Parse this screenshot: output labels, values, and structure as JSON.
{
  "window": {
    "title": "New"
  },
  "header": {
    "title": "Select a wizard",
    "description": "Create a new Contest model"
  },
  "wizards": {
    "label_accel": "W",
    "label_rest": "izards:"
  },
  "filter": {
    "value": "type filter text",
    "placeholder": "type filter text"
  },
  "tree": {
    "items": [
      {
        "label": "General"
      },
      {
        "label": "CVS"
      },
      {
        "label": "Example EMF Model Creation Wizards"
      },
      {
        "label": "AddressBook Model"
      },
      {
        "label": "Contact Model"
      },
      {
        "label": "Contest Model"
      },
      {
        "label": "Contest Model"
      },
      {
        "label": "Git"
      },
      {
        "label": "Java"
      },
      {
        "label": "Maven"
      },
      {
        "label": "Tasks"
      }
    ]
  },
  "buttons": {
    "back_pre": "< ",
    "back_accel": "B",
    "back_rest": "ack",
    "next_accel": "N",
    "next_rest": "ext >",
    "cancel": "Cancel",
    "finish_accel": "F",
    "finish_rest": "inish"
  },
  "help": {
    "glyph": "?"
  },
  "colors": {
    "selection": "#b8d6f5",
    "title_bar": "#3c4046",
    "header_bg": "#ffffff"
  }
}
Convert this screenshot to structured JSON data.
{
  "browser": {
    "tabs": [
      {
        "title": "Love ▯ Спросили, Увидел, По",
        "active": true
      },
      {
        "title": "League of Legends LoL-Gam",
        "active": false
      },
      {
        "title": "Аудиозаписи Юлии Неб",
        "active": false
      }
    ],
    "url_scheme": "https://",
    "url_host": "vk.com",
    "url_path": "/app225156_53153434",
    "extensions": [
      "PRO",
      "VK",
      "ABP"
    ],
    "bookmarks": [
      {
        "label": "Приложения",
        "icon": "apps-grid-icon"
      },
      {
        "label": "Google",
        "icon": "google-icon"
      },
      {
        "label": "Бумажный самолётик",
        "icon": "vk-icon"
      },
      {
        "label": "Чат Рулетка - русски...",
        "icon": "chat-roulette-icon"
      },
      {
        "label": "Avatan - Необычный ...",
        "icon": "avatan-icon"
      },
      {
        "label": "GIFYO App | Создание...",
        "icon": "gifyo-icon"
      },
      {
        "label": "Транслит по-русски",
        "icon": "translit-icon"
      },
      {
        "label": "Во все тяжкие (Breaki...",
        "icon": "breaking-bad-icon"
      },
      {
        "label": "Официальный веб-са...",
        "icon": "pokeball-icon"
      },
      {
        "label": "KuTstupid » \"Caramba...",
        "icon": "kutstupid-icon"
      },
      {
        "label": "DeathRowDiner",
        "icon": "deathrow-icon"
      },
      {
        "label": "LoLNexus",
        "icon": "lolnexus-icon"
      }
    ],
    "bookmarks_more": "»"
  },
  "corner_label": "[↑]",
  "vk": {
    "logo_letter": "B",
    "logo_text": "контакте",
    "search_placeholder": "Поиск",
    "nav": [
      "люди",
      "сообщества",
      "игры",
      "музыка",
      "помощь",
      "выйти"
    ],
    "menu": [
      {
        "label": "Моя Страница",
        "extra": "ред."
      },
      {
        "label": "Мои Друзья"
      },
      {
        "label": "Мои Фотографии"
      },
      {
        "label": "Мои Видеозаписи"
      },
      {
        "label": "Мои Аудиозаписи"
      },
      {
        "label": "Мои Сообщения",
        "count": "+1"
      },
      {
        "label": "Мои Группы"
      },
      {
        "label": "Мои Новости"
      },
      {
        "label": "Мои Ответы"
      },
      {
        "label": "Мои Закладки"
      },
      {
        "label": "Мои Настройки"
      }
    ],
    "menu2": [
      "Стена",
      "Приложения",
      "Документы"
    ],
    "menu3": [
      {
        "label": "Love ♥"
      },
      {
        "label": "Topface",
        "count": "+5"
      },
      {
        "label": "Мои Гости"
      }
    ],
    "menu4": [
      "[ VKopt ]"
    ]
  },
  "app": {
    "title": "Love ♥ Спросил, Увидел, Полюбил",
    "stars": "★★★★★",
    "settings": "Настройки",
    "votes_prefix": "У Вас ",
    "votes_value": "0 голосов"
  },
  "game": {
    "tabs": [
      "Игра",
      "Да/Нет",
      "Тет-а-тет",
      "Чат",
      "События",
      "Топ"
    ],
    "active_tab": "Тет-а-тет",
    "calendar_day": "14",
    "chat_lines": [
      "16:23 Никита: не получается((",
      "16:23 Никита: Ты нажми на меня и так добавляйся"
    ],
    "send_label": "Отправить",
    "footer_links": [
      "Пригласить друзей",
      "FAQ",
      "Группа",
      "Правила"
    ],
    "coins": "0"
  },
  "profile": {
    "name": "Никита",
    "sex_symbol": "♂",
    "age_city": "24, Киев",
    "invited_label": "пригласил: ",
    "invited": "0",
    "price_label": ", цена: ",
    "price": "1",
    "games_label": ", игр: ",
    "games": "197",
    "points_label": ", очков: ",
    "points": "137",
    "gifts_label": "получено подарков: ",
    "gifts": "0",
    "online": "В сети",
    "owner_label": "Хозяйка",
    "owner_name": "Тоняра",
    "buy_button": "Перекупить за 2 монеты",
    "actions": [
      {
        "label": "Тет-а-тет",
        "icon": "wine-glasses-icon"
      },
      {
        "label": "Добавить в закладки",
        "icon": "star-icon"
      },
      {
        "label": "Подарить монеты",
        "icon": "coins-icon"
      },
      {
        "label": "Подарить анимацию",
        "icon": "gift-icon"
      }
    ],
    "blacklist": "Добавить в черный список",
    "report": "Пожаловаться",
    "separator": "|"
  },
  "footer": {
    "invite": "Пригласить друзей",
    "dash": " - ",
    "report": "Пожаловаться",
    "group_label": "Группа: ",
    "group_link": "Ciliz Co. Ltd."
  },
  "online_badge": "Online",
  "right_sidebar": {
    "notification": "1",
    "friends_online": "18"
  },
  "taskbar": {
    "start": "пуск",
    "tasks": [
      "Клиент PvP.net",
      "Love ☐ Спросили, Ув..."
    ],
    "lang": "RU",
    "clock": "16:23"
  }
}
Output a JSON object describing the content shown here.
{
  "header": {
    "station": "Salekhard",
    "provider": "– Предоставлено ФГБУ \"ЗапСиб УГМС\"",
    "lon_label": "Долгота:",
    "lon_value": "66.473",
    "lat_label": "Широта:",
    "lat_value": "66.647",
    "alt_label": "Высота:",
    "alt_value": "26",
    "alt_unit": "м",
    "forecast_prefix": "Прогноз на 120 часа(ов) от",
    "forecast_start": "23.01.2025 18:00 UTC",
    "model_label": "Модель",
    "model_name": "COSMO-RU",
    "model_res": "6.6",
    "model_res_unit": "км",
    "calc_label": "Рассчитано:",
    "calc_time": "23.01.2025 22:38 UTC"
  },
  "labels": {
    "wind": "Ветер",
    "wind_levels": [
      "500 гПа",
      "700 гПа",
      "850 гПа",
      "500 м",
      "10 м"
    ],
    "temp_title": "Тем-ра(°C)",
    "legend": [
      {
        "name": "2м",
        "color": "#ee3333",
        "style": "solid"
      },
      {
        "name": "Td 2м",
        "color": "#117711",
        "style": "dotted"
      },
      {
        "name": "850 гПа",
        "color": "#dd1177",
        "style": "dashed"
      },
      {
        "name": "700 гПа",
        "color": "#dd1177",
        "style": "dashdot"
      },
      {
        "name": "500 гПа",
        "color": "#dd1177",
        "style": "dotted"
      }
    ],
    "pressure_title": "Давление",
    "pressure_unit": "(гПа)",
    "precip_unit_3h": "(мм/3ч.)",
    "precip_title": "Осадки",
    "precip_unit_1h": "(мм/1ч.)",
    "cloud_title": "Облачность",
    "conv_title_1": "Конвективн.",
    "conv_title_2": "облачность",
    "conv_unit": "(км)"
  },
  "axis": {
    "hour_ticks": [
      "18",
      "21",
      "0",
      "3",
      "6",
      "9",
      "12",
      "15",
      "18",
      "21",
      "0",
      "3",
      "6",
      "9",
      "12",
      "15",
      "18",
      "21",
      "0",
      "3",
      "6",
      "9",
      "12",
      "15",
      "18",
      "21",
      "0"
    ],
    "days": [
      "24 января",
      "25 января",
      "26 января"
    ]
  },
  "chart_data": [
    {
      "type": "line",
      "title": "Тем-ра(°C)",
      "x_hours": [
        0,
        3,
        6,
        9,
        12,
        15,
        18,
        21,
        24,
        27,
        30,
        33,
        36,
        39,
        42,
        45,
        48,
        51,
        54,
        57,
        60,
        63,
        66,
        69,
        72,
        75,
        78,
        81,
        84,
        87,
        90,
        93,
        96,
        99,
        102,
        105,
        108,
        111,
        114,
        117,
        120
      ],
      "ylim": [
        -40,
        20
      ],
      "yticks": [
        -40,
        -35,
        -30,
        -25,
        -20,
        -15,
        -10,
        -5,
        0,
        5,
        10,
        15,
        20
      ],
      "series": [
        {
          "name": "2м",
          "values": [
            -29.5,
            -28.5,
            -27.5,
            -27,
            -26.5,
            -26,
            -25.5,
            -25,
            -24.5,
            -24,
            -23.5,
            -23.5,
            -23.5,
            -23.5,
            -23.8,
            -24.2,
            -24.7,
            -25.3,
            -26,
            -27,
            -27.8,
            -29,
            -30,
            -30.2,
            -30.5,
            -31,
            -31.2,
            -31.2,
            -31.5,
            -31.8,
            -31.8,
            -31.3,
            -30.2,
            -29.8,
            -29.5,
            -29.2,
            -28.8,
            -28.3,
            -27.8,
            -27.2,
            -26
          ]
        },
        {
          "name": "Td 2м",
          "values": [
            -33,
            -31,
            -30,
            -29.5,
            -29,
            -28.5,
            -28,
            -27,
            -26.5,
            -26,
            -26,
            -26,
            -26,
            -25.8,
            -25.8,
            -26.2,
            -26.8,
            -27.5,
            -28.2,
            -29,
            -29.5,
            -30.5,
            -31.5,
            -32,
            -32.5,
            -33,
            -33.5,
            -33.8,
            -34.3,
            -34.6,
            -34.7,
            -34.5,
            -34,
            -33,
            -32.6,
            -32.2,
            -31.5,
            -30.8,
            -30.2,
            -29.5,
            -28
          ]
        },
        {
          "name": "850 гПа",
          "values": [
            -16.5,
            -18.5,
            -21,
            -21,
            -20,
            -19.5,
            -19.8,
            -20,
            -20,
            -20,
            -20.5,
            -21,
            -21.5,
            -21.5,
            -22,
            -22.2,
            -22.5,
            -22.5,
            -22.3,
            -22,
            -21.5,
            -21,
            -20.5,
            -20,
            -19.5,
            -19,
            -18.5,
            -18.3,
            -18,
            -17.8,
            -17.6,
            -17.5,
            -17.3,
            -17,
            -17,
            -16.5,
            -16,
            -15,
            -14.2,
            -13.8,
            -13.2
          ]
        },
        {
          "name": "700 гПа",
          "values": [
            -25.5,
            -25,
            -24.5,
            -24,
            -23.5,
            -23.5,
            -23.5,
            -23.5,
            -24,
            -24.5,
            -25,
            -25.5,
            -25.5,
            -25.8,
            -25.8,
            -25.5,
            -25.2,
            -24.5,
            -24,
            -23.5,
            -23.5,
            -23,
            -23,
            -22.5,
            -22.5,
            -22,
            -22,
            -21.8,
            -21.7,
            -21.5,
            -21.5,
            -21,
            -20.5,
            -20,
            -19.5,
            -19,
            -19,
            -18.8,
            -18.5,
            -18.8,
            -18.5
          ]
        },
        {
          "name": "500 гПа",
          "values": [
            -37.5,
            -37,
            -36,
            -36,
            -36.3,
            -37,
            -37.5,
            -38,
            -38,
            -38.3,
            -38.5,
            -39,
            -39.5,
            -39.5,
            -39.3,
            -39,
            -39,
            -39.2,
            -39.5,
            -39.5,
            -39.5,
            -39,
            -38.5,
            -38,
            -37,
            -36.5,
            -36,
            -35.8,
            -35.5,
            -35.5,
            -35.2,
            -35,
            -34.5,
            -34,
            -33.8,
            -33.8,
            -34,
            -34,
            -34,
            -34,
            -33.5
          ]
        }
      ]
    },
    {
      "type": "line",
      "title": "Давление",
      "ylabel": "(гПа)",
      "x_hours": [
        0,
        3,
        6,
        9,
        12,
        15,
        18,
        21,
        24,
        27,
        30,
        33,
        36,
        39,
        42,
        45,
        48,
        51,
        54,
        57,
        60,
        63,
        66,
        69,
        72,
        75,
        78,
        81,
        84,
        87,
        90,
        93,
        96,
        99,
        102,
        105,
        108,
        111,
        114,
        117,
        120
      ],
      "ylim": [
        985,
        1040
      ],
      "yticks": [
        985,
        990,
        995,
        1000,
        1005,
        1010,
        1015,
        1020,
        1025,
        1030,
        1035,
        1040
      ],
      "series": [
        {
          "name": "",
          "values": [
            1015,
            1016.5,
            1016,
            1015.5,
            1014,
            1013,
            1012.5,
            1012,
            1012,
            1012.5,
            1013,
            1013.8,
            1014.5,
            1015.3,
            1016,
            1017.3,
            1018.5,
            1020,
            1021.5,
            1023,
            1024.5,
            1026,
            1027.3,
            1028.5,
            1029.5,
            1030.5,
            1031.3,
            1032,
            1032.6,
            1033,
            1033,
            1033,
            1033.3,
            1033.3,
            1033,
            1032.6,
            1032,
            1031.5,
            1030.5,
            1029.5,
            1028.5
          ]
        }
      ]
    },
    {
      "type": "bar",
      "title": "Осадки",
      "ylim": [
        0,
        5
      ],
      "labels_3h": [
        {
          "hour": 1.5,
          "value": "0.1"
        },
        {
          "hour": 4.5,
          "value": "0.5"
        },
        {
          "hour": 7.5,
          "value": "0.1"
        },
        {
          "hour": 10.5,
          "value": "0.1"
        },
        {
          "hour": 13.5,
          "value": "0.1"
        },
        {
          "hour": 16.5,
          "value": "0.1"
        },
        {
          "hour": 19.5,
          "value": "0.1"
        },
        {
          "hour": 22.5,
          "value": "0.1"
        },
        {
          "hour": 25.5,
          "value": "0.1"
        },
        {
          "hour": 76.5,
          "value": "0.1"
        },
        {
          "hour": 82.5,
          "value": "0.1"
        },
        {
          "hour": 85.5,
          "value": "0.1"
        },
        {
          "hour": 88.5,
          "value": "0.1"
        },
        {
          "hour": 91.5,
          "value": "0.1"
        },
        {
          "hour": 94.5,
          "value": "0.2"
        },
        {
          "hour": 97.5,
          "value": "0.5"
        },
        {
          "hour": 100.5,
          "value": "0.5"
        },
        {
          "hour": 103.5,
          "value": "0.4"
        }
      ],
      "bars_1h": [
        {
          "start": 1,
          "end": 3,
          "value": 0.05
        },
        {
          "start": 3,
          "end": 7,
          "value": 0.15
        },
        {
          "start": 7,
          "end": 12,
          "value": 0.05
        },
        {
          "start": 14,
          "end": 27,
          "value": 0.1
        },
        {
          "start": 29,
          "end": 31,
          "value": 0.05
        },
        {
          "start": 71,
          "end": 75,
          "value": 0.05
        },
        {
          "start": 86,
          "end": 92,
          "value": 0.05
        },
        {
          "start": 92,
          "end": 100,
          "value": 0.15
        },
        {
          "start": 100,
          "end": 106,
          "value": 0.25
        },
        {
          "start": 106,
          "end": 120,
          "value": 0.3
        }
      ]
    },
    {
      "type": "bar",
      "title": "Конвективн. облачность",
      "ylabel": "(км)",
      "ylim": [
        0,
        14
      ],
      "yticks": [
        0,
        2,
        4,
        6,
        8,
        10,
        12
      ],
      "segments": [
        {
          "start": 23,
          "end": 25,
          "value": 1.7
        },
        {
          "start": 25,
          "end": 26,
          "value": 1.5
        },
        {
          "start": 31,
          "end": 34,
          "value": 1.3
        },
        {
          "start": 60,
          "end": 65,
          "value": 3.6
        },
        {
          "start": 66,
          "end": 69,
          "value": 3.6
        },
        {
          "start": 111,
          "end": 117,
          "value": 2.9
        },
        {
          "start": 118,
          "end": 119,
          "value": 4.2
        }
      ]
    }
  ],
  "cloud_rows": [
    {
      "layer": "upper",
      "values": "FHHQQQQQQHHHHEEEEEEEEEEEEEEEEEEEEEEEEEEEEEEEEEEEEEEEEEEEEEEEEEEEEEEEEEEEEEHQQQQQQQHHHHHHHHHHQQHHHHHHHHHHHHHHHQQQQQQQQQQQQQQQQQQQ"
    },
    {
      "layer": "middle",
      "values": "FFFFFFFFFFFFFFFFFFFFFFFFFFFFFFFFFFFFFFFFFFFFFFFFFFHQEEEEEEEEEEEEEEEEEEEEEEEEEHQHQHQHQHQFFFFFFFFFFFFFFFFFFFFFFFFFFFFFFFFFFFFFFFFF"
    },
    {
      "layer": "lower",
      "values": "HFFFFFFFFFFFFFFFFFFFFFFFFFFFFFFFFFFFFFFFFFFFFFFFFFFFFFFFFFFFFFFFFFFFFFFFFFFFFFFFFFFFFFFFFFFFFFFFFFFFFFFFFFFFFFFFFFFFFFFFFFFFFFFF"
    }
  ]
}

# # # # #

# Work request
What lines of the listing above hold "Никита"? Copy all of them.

# Result of this task
      "16:23 Никита: не получается((",
      "16:23 Никита: Ты нажми на меня и так добавляйся"
    "name": "Никита",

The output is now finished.